(Page and application data records)
········

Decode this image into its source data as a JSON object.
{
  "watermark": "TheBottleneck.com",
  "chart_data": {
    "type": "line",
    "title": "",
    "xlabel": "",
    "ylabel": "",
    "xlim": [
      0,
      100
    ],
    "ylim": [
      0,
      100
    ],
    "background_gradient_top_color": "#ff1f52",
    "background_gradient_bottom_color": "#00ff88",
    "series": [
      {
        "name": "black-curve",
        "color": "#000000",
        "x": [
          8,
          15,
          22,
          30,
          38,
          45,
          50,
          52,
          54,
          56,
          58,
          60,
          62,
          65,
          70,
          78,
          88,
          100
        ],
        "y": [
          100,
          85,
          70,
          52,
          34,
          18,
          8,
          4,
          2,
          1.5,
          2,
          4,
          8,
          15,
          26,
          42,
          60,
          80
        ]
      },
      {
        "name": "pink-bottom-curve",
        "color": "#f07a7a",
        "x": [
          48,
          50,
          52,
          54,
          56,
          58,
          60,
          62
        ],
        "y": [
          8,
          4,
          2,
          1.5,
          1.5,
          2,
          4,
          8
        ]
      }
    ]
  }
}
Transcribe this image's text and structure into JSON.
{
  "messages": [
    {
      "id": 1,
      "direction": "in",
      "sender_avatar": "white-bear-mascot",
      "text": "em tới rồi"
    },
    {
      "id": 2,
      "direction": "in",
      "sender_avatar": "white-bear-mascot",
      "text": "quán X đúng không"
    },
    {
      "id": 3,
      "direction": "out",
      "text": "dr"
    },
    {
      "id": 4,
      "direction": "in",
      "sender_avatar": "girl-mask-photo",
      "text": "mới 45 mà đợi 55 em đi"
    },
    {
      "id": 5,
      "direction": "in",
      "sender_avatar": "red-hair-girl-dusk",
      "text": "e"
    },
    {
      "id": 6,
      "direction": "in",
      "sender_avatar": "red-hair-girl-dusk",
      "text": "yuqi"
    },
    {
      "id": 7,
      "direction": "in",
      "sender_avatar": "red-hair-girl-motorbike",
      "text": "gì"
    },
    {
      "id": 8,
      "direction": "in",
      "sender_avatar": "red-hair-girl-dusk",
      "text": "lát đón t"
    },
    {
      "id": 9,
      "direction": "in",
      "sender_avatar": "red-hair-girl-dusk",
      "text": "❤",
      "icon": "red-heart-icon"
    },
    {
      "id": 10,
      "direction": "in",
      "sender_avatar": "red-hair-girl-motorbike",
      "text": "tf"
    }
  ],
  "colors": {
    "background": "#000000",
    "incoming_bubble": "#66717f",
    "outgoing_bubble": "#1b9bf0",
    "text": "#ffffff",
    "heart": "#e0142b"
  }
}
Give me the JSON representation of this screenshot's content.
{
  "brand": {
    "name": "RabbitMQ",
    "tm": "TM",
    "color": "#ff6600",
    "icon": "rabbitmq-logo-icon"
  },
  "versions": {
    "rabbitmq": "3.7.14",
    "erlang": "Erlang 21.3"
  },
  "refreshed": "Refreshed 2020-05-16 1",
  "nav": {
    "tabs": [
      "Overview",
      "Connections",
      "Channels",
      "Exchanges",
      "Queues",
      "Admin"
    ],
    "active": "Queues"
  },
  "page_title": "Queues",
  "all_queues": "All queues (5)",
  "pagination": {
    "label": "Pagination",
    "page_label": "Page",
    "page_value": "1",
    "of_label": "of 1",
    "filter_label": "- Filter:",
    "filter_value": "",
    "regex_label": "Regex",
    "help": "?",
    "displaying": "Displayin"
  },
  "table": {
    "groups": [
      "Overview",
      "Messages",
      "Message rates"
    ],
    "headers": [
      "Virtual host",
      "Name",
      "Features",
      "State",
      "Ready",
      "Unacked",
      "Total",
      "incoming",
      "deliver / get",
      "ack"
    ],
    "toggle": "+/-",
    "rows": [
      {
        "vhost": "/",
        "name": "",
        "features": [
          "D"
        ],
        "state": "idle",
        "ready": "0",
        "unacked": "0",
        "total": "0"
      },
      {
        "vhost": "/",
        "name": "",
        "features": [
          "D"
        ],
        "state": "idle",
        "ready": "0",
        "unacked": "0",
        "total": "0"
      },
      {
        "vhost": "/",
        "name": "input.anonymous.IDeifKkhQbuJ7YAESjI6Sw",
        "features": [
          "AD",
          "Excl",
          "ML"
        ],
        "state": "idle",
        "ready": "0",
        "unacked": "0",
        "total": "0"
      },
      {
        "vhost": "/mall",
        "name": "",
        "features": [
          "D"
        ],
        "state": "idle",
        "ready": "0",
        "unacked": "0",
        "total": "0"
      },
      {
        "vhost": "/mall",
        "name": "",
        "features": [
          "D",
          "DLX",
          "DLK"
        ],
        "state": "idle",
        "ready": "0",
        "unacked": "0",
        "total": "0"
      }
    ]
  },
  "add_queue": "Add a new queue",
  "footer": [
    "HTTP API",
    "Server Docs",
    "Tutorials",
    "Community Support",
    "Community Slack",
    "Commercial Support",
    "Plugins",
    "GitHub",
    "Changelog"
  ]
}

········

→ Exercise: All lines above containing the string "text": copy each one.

→ Result:
Transcribe this image's text and structure into JSON.
      "text": "em tới rồi"
      "text": "quán X đúng không"
      "text": "dr"
      "text": "mới 45 mà đợi 55 em đi"
      "text": "e"
      "text": "yuqi"
      "text": "gì"
      "text": "lát đón t"
      "text": "❤",
      "text": "tf"
    "text": "#ffffff",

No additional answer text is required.